In addition to the ability to draw on diocesan financial reserves, our parish has benefited from Federal government moneys. The Federal wage subsidy offered to pay 75% of salaries of employees to organizations that had seen a revenue drop of 30% or more. As a diocese, the Anglican church applied for this on our behalf. Since our financial statements were combined with those of all the other parishes and the collective numbers showed that we had suffered this loss of income, the Diocese has received federal assistance which has helped rebuild funds and extend support to lay employees. This means that St. Martin’s has received the benefit for our parish administrator and music director for the months we are eligible for around $5,000.
We have been blessed also to both support and receive support from the tenants and renters of our church buildings. The rectory has continued to be rented out on a month by month basis until the time we need it for a new priest. The ability of our daycare tenant to both pay rent and access subsidies of their own from the federal government has meant the continuing income from that source. However, income has dropped from our other tenants, one of which has only returned on a partial basis. We continue to work with them to make a full safe return possible. This month, parish council will be considering the approval of the safety plans from community groups who are wanting to return. Going forward, there is a firm commitment to give priority to community groups that emphasize physical, mental, and spiritual wellness in building up programs to support the wider neighbourhood.
We draw faith, love and hope from still another source. The generosity of past members of St. Martin’s has resulted in moneys which are stewarded within the diocesan Consolidated Trust Funds in the parish’s name. The income that is generated from these is available to be used when needed. In this way, even the funds that have restricted capital help to sustain parish ministries. Amazingly, this year we have not drawn down the amount that we had expected to from our generated income. Because of all the examples of generosity given through parishioners, Church, State, affiliated groups, and benefactors, we have weathered this time of financial instability. We have been given this time to plan forward because of the gifts of the many.

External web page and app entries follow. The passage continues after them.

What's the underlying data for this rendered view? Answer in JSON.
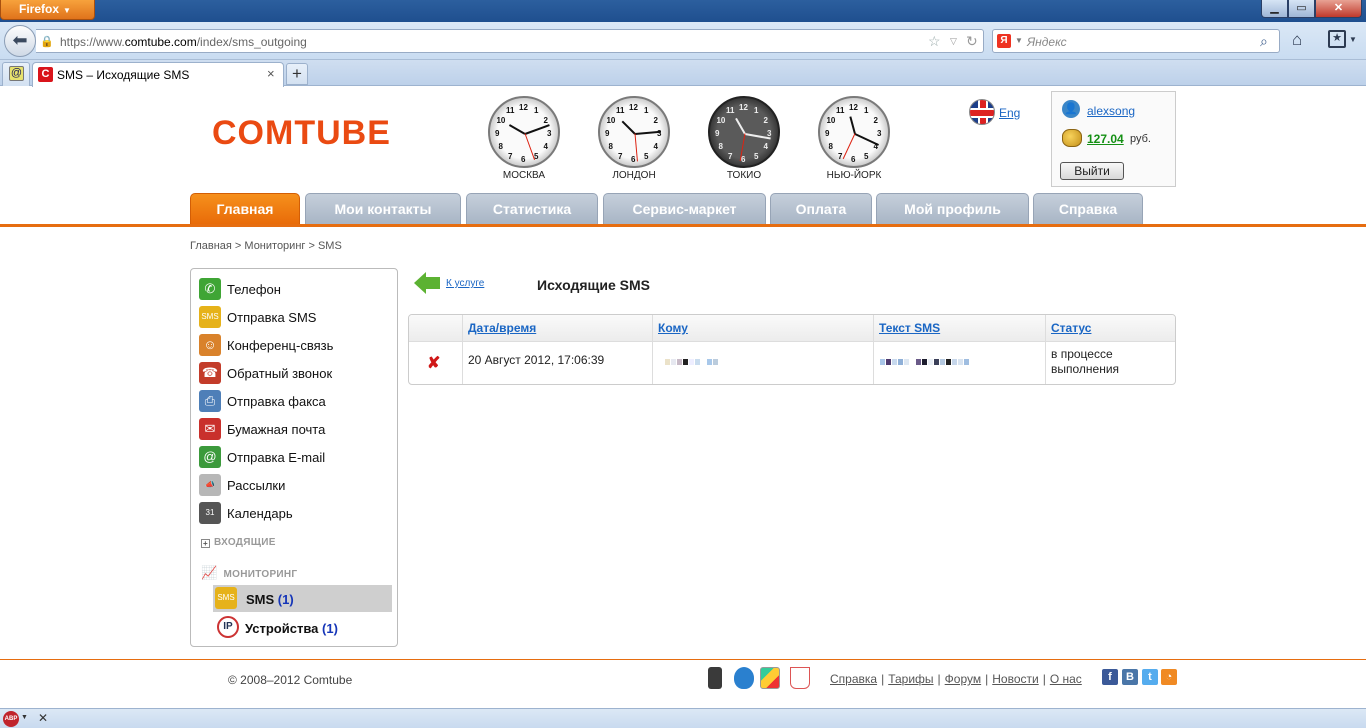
{
  "browser": {
    "menu_button": "Firefox",
    "url_prefix": "https://www.",
    "url_domain": "comtube.com",
    "url_path": "/index/sms_outgoing",
    "search_placeholder": "Яндекс",
    "search_engine_letter": "Я",
    "tab_title": "SMS – Исходящие SMS",
    "tab_favicon_letter": "C",
    "new_tab": "+",
    "tab_close": "×"
  },
  "header": {
    "logo": "COMTUBE",
    "clocks": [
      {
        "label": "МОСКВА",
        "dark": false
      },
      {
        "label": "ЛОНДОН",
        "dark": false
      },
      {
        "label": "ТОКИО",
        "dark": true
      },
      {
        "label": "НЬЮ-ЙОРК",
        "dark": false
      }
    ],
    "lang_link": "Eng"
  },
  "user": {
    "name": "alexsong",
    "balance": "127.04",
    "currency": "руб.",
    "logout": "Выйти"
  },
  "nav": {
    "tabs": [
      "Главная",
      "Мои контакты",
      "Статистика",
      "Сервис-маркет",
      "Оплата",
      "Мой профиль",
      "Справка"
    ]
  },
  "breadcrumb": "Главная > Мониторинг > SMS",
  "sidebar": {
    "items": [
      {
        "label": "Телефон",
        "icon": "phone-icon",
        "color": "#3fa535"
      },
      {
        "label": "Отправка SMS",
        "icon": "sms-icon",
        "color": "#e6b21a"
      },
      {
        "label": "Конференц-связь",
        "icon": "conference-icon",
        "color": "#d9822b"
      },
      {
        "label": "Обратный звонок",
        "icon": "callback-icon",
        "color": "#c33c2a"
      },
      {
        "label": "Отправка факса",
        "icon": "fax-icon",
        "color": "#4e7fb8"
      },
      {
        "label": "Бумажная почта",
        "icon": "mail-icon",
        "color": "#c9302c"
      },
      {
        "label": "Отправка E-mail",
        "icon": "email-icon",
        "color": "#3c9a3c"
      },
      {
        "label": "Рассылки",
        "icon": "megaphone-icon",
        "color": "#b7b7b7"
      },
      {
        "label": "Календарь",
        "icon": "calendar-icon",
        "color": "#555555"
      }
    ],
    "section_incoming": "ВХОДЯЩИЕ",
    "section_monitoring": "МОНИТОРИНГ",
    "sub_sms_label": "SMS",
    "sub_sms_count": "(1)",
    "sub_devices_label": "Устройства",
    "sub_devices_count": "(1)"
  },
  "content": {
    "back_link": "К услуге",
    "title": "Исходящие SMS",
    "columns": [
      "Дата/время",
      "Кому",
      "Текст SMS",
      "Статус"
    ],
    "rows": [
      {
        "datetime": "20 Август 2012, 17:06:39",
        "status": "в процессе выполнения"
      }
    ]
  },
  "footer": {
    "copyright": "© 2008–2012 Comtube",
    "links": [
      "Справка",
      "Тарифы",
      "Форум",
      "Новости",
      "О нас"
    ]
  },
  "statusbar": {
    "adblock": "ABP"
  }
}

We are sustained by so many through treasure, but also through the countless hours in work and in prayer. Their time and talent are indicators of both the love of people for each other and the firm hope that something new is emerging with God’s help. I am asking of each of you for your help in engaging in the survey to come and in the discussion of its findings as we move into this new time. May we then extend the conversation outwards into the neighbourhood.
So we begin to plan forward. We do not want to lag in the process of discernment, even if we cannot see what 2021 may bring in the affairs of the world. The challenge is to imagine what we will need in the next couple of years. It is easy, like the Apostle Paul warned, to be fearful of a “wrath that is coming”, whether we view it as a second wave of the pandemic, political change, environmental crisis, or economic woes. But we are reassured that we are to keep on imitating Christ. In doing so, we will find his Spirit touching us. God has a future for us, and with faith, love, and hope, we will see it come with power. Amen.